Lines holding the word "value" must be located in the listing below and copied.
════════
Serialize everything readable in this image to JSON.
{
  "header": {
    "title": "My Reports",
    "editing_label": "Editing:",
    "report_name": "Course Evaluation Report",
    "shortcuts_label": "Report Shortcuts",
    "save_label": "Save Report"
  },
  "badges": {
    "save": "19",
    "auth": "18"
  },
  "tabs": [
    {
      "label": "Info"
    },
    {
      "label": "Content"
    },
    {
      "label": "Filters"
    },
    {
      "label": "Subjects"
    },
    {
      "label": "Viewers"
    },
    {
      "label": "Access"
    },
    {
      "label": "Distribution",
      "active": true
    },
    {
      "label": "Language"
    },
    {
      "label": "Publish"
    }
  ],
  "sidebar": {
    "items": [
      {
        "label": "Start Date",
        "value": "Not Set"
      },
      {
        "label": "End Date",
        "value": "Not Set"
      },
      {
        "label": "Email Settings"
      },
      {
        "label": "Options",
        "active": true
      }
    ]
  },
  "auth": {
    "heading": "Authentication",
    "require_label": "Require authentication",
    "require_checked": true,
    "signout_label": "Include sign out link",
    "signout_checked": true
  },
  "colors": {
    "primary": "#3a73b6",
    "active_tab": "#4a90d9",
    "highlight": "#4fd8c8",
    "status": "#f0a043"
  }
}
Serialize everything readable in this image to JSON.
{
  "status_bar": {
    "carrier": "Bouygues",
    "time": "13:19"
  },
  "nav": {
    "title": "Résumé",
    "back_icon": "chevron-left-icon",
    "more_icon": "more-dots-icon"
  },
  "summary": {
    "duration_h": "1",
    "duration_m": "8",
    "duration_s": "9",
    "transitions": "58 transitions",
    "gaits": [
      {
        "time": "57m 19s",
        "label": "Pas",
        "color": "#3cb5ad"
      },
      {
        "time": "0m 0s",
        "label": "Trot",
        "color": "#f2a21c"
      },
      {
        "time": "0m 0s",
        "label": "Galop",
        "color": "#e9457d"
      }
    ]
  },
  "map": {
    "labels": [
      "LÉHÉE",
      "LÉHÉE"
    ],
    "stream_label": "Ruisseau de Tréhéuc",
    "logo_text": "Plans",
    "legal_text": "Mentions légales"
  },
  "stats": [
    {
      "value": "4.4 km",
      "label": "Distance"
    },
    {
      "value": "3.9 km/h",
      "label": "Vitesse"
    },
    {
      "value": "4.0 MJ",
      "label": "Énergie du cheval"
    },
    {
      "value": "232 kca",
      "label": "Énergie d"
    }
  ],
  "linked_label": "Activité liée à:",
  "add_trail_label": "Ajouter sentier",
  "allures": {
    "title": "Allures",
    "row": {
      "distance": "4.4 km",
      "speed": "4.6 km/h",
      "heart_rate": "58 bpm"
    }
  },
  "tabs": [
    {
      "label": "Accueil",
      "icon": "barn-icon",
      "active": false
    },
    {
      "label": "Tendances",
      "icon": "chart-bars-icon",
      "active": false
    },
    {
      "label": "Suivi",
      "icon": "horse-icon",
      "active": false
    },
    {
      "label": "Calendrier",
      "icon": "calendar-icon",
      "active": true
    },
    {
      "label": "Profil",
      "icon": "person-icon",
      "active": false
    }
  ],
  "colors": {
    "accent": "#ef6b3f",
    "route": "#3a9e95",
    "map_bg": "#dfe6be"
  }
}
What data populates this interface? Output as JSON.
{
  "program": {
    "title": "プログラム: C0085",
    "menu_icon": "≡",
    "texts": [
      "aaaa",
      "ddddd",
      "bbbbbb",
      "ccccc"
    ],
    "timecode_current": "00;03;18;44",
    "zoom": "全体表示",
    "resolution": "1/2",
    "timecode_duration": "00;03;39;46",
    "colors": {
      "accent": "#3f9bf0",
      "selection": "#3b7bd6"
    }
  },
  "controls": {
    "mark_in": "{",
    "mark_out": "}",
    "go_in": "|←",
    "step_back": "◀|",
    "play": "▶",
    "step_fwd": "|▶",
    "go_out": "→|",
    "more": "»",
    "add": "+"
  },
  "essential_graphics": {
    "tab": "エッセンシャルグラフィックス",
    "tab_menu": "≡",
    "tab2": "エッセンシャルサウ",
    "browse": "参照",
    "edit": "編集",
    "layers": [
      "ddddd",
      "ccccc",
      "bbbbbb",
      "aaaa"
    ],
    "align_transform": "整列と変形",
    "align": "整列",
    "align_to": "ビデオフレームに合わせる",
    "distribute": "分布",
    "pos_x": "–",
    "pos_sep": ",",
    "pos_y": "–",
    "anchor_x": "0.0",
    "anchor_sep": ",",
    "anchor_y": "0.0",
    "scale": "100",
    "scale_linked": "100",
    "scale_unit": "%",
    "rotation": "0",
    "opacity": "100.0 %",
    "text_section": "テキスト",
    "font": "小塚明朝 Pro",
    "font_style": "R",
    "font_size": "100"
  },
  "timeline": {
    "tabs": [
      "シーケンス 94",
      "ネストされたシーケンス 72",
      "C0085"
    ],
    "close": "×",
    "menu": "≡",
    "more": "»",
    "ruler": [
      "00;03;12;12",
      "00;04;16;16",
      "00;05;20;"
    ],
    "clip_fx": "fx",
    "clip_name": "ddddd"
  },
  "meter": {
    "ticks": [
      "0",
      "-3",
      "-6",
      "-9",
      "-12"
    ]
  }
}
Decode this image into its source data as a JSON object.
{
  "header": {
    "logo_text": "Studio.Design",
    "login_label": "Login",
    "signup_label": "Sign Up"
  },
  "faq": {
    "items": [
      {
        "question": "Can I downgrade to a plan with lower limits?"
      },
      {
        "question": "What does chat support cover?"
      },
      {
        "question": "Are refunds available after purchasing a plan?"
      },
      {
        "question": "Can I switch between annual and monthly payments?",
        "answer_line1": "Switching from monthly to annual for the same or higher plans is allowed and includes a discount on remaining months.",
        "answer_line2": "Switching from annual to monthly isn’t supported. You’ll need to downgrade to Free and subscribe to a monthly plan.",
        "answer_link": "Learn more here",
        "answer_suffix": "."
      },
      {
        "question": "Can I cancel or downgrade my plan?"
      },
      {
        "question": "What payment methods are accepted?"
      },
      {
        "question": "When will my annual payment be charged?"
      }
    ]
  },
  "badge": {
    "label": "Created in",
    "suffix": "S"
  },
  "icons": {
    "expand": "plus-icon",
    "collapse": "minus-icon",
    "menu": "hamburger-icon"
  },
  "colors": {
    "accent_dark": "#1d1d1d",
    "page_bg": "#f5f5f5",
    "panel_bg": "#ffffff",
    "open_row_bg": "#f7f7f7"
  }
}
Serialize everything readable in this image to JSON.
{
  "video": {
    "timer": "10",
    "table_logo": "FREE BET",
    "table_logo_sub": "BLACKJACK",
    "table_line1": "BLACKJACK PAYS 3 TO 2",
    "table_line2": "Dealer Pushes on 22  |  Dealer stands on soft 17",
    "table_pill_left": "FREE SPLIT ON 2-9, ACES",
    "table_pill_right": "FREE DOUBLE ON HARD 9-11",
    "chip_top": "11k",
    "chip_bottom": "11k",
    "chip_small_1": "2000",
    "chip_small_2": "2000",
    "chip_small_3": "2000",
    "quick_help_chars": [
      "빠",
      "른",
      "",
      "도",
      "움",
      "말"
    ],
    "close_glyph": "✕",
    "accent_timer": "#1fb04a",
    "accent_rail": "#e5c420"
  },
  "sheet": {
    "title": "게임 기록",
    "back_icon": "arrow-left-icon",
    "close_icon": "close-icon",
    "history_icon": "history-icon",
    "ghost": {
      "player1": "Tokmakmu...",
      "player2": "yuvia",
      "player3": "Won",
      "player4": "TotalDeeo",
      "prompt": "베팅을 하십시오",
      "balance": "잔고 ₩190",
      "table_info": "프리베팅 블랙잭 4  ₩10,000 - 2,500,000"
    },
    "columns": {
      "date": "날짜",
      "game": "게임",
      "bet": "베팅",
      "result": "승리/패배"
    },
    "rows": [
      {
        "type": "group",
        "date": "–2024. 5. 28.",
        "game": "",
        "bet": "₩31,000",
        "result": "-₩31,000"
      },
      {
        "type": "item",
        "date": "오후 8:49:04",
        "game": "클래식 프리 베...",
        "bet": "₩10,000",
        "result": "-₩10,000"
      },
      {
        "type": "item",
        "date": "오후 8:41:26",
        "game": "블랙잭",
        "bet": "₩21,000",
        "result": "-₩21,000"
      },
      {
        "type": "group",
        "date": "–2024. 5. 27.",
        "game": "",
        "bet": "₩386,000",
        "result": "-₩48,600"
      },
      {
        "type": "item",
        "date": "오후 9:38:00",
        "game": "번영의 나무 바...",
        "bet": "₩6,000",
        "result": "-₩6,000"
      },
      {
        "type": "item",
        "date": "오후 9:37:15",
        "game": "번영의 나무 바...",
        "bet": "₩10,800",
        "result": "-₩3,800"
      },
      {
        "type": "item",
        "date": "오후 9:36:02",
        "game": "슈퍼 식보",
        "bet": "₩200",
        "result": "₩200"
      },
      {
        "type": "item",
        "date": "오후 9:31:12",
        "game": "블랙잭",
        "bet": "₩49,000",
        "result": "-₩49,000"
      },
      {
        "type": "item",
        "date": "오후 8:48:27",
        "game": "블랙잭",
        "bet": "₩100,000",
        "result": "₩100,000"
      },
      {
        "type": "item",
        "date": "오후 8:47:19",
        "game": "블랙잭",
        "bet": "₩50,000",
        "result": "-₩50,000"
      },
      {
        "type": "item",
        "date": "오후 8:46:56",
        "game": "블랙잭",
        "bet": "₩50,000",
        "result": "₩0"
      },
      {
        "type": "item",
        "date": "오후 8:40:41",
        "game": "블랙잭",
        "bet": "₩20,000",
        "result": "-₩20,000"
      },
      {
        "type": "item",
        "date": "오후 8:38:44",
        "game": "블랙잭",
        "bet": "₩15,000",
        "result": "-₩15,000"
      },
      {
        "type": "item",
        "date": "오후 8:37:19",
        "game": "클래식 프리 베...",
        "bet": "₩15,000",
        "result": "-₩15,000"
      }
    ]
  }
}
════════
**Answer area**
        "value": "Not Set"
        "value": "Not Set"
      "value": "4.4 km",
      "value": "3.9 km/h",
      "value": "4.0 MJ",
      "value": "232 kca",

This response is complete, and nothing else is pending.